Travel Corridor: Jakarta and Kuala Lumpur are discussing mutual recognition of COVID-19 vaccine certification ahead of Malaysian Prime Minister Ismail Sabri Yaakob’s inaugural visit to Indonesia next month.
Upcoming Summits: A senior US State Department official, Derek Chollet, recently outlined in the Jakarta Post the importance of ASEAN to the US. Of note: “First, we are committed to reflecting the centrality of ASEAN and Southeast Asia in our diplomacy. We know that ASEAN plays a critical role in ensuring regional stability, including in the maritime domain, as well as economic opportunity, people-to-people connectivity, and the rules-based international order – and we recognize the importance of elevated engagement with ASEAN. Already this year, Secretary of State Antony Blinken has attended five ASEAN-led ministerial meetings, and Secretary of Energy Jennifer Granholm convened the first-ever US-ASEAN energy ministerial. The Vice President, secretary of defense, US ambassador to the UN, and deputy secretary of state have traveled to Southeast Asia to consult with partners on critically important challenges and opportunities. The US will continue to support the ASEAN Outlook on the Indo-Pacific, and US strategy will similarly continue to reflect Southeast Asia’s importance, and ASEAN’s critical role in determining the region’s future.”
Read his complete statement here.
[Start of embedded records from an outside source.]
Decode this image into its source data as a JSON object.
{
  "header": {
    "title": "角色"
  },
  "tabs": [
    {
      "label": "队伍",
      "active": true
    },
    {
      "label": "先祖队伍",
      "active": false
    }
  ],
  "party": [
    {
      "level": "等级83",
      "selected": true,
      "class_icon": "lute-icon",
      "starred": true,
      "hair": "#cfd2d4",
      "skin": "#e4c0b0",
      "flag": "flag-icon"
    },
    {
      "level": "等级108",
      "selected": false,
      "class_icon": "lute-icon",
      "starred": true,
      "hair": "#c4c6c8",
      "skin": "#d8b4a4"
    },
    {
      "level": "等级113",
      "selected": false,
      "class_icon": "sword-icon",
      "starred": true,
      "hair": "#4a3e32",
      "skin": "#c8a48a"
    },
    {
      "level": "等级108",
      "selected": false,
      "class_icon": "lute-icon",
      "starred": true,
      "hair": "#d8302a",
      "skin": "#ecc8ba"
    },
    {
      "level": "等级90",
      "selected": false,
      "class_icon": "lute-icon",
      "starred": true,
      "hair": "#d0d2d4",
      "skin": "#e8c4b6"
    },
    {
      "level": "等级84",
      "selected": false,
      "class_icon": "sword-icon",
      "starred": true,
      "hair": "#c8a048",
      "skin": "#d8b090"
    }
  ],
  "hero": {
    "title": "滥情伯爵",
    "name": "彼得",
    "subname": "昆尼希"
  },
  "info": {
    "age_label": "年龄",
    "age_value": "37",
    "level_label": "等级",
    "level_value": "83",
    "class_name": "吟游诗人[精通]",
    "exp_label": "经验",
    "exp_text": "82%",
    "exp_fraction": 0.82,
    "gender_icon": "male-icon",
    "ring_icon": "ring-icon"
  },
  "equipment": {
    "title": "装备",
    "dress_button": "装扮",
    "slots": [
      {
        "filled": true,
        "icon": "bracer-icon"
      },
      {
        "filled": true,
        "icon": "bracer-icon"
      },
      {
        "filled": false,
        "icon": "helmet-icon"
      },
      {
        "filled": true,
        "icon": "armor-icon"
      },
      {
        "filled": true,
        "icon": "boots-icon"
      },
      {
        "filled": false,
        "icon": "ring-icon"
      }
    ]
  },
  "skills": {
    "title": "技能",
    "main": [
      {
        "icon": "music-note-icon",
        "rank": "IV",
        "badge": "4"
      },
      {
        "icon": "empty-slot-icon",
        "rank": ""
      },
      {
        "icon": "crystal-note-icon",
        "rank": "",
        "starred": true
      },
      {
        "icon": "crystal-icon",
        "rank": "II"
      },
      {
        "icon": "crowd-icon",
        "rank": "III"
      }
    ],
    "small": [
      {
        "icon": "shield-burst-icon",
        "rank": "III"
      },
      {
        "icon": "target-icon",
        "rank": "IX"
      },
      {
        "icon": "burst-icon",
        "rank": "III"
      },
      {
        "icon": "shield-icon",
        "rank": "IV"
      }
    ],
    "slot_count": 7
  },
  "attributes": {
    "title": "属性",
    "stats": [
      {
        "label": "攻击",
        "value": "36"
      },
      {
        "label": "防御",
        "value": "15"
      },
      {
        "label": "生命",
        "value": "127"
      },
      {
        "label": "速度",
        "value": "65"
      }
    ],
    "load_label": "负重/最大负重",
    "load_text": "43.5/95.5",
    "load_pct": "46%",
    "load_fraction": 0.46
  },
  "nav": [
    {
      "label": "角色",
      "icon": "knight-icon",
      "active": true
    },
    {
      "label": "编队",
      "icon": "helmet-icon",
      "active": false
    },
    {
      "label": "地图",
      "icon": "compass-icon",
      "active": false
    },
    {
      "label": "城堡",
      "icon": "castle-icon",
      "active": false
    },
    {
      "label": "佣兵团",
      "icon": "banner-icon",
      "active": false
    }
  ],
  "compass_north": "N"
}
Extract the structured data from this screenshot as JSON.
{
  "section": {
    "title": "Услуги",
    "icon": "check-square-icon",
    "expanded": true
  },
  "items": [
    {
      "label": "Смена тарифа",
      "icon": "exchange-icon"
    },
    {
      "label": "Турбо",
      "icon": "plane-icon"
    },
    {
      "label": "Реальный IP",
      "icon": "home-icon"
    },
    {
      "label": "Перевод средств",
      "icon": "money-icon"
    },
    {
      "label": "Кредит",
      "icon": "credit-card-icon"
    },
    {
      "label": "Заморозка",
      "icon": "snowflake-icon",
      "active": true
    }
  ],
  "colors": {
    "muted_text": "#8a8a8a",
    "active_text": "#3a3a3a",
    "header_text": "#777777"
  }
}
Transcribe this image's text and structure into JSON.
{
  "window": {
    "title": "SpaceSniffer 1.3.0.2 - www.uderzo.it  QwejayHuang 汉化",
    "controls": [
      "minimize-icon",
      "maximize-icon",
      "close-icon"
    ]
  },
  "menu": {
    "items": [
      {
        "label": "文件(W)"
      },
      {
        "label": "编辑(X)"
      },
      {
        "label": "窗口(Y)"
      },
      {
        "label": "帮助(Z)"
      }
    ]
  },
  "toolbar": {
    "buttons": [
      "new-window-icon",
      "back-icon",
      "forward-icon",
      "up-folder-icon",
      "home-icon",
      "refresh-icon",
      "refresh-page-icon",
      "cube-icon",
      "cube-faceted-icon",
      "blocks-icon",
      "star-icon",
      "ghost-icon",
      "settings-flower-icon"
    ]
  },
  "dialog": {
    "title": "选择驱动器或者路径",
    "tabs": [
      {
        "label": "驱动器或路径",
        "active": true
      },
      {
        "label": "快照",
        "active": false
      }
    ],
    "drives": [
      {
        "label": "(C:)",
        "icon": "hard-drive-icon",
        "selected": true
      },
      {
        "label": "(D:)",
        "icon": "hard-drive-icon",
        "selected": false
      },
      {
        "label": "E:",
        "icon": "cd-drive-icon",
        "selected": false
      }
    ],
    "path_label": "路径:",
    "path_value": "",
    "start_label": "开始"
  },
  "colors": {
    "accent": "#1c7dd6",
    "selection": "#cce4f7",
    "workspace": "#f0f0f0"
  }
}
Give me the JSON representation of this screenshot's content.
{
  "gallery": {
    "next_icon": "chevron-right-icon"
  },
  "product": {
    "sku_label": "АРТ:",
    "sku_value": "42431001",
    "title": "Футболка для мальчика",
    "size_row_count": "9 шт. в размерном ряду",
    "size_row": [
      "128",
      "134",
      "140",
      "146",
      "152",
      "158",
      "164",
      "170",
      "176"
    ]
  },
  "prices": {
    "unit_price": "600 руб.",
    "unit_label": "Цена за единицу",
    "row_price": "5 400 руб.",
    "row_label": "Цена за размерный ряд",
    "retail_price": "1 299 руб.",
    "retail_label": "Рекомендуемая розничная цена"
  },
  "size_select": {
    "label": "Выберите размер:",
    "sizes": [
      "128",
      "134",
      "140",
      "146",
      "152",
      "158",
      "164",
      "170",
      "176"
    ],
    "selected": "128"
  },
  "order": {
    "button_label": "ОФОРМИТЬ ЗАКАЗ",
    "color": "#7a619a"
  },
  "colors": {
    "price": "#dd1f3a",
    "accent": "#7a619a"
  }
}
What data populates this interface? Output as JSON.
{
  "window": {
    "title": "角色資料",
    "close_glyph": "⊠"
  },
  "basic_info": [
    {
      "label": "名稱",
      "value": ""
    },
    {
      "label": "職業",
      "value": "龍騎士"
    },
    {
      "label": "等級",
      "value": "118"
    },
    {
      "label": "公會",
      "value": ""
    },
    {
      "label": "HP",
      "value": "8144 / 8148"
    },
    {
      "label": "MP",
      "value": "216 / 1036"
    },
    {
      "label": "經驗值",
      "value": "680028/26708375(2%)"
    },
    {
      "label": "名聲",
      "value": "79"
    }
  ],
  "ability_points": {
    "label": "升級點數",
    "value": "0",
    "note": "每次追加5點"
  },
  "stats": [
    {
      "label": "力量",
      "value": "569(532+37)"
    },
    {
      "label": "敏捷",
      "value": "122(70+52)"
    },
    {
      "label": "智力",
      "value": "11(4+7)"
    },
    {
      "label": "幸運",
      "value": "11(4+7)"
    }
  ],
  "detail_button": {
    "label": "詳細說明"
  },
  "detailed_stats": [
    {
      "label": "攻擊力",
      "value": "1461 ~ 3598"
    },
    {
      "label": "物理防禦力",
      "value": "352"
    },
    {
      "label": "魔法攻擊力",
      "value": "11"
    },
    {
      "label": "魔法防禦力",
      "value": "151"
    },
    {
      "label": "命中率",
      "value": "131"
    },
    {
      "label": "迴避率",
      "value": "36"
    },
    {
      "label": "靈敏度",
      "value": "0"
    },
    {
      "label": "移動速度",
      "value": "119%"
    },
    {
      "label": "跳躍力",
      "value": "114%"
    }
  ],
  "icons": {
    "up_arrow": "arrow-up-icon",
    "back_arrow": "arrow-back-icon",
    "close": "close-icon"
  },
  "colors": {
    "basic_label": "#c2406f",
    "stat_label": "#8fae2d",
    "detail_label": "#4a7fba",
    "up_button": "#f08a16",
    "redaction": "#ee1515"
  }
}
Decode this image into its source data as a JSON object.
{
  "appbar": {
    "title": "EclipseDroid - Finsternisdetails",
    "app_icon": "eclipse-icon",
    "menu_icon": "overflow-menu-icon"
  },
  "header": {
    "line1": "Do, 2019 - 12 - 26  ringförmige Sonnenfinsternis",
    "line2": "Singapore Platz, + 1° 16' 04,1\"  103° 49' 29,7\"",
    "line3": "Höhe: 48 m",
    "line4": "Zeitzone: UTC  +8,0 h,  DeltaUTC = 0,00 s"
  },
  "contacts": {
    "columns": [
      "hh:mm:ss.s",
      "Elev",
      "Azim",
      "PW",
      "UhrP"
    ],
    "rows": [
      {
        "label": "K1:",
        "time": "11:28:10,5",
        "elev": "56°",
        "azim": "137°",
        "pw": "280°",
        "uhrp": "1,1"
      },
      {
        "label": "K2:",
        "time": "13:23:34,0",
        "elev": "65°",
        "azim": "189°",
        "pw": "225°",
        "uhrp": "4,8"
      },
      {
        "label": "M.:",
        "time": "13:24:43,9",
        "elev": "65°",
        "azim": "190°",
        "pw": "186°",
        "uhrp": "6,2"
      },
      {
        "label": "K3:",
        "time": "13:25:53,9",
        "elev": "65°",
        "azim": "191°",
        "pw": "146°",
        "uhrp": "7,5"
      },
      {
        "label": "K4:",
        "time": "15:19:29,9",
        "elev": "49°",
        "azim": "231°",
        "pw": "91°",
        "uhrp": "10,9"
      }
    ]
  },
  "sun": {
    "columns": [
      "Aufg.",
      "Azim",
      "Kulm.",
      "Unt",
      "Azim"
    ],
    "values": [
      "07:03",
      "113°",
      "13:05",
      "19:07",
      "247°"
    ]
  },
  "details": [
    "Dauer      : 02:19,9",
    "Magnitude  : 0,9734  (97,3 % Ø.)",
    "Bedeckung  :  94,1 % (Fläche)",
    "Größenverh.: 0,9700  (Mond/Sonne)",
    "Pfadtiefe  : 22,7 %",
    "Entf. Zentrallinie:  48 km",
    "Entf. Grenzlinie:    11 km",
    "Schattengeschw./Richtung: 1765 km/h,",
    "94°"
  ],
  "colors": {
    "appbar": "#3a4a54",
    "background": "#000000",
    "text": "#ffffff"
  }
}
It’s a great summary of where we’ve been and where the US is headed.
Chollet traveled to Indonesia met Indonesia’s Foreign Affairs Minister, Retno Marsudi on October 21, 2021, following visits to Thailand and Singapore
(sources: International and Indonesia news media, Bali Update (from balidiscovery.com), Reformasi Weekly, US Embassy website)